Recently the renewed interest in Ar-15s in the civilian market has created an explosion of aftermarket parts for the AR-15/M16/M4 and its variants. A lot of these parts are "Tacticool" and serve no functional purpose other than giving Mall Ninja's something to drool over. But when you separate the chaff from the wheat you find that the 15 odd years has generated new designs and improvements to the weapon system that can only come from good old American ingenuity and the free market.
Back to the matter at hand, pun totally unintentional, the A2 pistol grip may have seen its final days. Today the key word is ergonomics, something rarely heard when the m16 was first introduced.
Take the Magpul MIAD for instance.
From the website -
Interchangeable front and rear straps, as well as a range of storage core options allow the end user to adjust the grip for hand size as well as dynamic mission requirements.
- Removable and replaceable front and rear panels for a custom fit over multiple hand sizes
- Improved ergonomics and positive anti-slip texture on both sides and rear back-strap
- Removable inner core that allows for storage (3-round plug included)
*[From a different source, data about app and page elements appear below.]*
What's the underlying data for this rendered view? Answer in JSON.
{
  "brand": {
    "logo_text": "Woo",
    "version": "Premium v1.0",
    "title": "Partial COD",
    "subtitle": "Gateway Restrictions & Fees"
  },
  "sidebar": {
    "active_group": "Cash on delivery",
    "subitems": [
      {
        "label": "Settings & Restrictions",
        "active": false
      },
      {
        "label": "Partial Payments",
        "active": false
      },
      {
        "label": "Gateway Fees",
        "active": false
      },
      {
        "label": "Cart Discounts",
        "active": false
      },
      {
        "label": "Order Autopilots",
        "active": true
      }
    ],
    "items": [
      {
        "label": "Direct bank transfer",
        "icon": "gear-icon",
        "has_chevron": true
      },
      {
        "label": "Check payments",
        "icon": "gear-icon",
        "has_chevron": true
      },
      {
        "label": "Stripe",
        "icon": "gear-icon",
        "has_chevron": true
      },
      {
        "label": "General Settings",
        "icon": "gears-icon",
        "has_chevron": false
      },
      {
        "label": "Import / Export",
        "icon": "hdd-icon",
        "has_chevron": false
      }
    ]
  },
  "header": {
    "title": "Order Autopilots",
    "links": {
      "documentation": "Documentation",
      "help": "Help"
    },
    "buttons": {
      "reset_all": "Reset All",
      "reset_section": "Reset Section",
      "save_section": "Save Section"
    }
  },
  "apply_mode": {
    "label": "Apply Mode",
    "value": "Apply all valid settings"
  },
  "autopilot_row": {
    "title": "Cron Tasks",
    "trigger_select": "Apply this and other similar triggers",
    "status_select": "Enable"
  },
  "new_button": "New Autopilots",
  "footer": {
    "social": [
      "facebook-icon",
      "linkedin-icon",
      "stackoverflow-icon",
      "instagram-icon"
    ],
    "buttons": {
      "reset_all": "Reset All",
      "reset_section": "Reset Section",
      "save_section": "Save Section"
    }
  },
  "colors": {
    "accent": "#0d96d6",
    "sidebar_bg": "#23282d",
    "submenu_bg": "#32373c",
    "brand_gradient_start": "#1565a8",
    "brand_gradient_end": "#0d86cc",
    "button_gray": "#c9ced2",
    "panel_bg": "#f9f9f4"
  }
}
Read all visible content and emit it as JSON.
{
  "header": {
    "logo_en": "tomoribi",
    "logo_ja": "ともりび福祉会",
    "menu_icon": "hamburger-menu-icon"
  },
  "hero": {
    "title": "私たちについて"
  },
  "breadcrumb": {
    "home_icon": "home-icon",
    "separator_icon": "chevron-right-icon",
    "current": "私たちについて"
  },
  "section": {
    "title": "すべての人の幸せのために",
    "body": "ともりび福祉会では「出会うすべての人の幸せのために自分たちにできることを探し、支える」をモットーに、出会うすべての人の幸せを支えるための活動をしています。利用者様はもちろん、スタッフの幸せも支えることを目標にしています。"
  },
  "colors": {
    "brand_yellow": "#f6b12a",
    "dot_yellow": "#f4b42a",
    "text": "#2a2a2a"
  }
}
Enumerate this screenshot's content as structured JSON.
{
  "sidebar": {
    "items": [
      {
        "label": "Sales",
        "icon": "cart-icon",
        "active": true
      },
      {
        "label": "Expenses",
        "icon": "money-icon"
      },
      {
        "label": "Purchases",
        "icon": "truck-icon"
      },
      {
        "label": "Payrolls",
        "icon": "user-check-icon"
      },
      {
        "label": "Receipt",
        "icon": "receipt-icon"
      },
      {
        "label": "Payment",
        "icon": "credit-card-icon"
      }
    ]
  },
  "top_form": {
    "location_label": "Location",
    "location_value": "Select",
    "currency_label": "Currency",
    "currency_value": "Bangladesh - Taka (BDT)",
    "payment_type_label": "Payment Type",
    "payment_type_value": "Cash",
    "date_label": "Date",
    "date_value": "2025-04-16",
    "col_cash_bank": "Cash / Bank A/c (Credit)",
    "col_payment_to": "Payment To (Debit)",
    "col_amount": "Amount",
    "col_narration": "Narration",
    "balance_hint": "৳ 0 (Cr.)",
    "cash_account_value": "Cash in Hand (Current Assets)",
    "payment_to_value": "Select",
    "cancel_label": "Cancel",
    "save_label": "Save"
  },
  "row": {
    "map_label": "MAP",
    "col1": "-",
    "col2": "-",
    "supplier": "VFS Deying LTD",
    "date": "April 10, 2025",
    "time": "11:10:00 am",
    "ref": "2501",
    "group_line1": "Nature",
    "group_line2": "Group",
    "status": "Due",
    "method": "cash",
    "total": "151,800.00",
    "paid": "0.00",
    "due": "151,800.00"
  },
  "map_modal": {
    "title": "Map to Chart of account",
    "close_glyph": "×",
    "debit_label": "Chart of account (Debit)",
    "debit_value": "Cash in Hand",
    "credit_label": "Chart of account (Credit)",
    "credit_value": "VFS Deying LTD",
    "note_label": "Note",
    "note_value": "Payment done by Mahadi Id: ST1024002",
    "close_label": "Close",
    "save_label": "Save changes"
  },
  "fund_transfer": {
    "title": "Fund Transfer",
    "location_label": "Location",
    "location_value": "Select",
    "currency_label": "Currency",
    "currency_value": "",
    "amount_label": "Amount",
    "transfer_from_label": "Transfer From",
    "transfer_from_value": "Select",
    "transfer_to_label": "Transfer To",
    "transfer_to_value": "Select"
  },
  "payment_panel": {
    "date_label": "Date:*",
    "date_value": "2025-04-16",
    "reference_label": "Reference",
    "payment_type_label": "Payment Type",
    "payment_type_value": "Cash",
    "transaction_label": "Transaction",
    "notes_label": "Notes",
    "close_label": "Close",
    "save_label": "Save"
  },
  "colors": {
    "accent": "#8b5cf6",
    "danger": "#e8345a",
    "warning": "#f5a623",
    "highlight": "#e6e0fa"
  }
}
- Custom storage of batteries (waterproof) or spare bolt/firing pin is available with optional cores
Having a single grip that has multiple back strap options could potentially be an improvement over the system currently in use. Or it could be an expensive logistical nightmare.
Other manufacturers (including Magpul) offer other more ergonomic pistol grip options minus the adjustable back straps.
Would the ability to create a more personal grip for each individual soldier increase accuracy, trigger control, and at the same time decrease fatigue?
Would the cost of executing a wide scale change out of troops grips, plus the questionable loss of ability to pick any weapon up and fire the same way every time be worth the Military to look into?